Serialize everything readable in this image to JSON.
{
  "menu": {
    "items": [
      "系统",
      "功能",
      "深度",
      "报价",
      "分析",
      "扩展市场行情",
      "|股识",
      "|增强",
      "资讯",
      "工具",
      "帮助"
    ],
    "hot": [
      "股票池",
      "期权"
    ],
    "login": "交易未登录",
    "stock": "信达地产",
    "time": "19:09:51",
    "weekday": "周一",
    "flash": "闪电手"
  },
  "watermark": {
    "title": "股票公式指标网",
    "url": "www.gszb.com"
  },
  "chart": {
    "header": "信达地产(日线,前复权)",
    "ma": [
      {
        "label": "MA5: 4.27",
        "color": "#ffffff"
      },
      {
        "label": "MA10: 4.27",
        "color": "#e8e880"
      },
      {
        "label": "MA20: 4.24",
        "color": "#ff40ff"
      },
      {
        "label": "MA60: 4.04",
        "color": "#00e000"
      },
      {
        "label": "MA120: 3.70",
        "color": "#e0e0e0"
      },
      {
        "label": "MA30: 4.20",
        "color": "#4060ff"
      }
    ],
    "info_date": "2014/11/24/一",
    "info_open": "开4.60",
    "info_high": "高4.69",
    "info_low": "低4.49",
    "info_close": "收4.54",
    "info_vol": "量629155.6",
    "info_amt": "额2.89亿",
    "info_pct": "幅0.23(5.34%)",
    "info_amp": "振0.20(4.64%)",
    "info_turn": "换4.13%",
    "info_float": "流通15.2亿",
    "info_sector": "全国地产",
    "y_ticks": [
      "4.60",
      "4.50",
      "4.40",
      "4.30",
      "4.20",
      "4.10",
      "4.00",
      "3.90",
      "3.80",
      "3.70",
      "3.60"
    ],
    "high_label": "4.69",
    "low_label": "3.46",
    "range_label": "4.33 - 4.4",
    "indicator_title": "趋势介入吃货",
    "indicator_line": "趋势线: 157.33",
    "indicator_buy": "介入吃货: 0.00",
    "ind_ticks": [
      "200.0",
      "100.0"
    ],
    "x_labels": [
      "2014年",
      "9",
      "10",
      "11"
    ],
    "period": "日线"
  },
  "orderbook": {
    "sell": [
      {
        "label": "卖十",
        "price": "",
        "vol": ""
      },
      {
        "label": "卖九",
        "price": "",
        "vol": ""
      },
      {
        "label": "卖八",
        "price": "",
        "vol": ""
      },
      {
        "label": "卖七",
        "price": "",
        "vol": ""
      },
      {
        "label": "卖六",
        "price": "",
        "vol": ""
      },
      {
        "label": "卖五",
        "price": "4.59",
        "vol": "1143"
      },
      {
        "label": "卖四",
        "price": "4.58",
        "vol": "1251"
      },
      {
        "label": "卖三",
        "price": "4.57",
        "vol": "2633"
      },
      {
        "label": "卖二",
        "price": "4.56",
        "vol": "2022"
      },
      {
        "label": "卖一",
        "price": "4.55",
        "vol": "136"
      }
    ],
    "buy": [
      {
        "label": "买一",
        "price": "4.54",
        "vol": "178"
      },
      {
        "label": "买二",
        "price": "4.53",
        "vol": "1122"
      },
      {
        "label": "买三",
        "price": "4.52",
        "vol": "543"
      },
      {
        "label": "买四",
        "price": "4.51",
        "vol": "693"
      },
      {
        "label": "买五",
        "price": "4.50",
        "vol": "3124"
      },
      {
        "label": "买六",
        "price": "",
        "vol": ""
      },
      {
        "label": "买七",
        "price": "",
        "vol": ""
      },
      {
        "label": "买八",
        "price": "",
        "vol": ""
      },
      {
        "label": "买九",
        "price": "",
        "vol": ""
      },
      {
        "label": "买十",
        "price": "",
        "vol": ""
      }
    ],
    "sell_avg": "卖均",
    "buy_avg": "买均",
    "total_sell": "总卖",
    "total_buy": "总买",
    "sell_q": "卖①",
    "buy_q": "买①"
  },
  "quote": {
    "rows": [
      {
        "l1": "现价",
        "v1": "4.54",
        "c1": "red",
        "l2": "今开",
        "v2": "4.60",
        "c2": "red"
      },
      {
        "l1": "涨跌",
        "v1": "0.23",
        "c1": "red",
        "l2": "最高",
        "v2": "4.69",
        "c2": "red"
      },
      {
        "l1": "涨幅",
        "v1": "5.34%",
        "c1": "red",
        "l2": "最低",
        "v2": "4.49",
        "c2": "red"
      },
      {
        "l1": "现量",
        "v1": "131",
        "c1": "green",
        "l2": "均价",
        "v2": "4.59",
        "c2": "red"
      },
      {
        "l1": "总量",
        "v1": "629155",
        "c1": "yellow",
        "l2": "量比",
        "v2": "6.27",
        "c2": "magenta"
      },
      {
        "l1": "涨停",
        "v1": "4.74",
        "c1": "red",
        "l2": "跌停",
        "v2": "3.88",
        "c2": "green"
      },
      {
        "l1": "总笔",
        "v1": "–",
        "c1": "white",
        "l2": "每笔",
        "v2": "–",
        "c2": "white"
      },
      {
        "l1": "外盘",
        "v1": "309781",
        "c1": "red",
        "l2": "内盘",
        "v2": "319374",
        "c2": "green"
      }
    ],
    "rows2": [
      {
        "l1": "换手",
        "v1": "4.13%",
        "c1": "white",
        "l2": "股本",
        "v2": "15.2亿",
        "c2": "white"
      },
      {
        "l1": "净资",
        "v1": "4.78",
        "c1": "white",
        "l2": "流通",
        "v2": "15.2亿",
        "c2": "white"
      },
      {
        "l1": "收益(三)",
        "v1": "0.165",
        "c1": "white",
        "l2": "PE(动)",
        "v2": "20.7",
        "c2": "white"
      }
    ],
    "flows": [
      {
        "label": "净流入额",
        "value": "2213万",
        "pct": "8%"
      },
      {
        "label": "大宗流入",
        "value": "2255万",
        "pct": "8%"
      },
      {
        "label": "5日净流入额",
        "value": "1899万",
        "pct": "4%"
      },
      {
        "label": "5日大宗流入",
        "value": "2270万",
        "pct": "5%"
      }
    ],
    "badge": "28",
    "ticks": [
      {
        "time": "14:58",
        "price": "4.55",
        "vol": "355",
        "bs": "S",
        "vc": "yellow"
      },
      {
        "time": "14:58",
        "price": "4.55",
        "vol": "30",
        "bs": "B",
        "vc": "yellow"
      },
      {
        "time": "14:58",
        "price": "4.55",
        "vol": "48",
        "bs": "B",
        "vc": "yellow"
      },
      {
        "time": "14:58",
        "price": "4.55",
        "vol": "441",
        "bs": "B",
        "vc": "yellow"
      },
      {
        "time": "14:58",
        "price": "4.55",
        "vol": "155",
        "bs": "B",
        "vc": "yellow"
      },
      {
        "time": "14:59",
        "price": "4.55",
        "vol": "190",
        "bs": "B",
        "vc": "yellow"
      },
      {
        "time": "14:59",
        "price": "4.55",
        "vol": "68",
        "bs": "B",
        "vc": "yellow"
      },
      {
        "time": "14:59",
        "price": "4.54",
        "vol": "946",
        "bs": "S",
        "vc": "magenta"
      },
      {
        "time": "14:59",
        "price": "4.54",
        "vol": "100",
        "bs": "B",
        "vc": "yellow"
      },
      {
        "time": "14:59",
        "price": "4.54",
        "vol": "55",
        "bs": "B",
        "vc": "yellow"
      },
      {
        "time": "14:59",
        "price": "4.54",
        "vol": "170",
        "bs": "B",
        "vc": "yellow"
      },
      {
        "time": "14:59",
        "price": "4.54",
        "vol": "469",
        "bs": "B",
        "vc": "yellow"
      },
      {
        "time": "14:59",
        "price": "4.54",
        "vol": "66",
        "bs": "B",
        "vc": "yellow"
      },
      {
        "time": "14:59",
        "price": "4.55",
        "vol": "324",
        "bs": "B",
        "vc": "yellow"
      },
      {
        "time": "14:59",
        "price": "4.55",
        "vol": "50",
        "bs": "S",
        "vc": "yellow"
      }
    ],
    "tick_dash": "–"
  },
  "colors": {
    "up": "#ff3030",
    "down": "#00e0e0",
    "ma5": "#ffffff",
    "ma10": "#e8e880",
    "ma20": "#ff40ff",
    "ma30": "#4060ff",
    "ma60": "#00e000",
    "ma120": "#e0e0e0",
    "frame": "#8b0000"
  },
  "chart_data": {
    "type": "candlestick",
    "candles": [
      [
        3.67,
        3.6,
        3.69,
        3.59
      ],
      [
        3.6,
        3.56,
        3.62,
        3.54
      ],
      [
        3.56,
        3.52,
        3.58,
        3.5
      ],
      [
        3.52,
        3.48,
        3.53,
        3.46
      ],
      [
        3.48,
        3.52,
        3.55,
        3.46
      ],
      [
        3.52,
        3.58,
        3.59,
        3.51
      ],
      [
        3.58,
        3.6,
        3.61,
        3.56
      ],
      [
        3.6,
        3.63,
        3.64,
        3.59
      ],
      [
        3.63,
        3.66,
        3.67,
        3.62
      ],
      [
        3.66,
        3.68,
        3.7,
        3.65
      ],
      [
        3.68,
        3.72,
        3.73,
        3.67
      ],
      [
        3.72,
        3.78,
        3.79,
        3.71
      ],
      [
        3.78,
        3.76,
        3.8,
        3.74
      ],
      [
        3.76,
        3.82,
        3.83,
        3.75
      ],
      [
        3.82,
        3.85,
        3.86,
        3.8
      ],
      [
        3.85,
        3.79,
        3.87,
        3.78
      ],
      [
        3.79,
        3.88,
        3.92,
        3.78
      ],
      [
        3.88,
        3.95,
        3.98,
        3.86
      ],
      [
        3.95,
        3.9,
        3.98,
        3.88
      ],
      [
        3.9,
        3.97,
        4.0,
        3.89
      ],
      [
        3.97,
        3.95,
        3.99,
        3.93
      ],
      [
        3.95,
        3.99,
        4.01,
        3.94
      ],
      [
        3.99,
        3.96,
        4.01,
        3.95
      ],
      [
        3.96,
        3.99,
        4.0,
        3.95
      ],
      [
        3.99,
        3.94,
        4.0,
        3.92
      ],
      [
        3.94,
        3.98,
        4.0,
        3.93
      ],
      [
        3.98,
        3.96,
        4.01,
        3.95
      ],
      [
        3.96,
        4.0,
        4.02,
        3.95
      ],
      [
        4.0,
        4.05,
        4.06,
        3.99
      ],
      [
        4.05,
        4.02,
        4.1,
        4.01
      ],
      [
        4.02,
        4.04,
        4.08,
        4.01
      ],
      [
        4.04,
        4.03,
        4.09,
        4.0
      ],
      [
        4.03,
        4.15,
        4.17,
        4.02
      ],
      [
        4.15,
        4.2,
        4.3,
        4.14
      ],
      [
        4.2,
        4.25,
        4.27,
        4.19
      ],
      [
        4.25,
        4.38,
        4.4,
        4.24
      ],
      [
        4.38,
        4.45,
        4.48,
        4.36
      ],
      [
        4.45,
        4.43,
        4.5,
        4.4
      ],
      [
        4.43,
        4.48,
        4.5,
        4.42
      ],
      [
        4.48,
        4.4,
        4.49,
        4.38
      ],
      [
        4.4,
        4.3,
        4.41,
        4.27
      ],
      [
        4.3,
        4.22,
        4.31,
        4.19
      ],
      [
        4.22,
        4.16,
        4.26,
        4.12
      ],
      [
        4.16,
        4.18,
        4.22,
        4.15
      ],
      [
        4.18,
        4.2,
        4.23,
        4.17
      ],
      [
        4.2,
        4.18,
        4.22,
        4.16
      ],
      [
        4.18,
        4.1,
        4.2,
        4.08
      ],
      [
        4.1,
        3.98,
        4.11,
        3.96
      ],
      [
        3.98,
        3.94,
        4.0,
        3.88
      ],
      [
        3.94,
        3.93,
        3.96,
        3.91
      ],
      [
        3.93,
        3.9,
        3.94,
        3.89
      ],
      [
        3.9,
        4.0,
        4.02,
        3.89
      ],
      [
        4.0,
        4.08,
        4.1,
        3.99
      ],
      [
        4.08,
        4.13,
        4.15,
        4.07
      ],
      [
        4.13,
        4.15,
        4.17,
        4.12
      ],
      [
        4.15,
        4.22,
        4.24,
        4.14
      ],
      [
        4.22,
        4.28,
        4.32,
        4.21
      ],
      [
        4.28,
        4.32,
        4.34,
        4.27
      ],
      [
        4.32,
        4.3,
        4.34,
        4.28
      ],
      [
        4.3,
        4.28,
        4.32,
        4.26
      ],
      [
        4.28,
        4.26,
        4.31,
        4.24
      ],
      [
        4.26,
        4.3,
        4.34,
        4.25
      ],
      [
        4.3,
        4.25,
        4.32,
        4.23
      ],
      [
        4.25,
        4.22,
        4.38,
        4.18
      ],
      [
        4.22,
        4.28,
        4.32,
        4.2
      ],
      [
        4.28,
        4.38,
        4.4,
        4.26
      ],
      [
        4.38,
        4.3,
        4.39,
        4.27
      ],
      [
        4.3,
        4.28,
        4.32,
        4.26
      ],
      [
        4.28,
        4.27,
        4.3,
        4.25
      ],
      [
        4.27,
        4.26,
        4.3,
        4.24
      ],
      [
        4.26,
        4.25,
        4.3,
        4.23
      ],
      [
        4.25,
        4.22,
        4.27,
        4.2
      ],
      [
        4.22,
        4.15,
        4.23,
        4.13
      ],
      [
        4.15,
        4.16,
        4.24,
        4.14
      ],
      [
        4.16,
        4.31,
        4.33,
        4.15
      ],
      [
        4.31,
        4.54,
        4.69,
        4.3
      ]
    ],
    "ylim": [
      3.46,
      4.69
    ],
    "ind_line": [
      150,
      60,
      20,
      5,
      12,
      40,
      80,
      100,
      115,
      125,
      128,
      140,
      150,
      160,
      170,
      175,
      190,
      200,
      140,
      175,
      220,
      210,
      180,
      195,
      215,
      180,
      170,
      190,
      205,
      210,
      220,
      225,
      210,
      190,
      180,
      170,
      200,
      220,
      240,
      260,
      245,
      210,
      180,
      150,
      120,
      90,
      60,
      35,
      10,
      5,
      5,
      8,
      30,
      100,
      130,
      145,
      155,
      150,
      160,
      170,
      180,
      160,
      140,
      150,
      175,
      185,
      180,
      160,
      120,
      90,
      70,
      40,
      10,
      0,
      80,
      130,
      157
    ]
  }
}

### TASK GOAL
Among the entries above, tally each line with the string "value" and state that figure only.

### THE COMPLETED TASK
4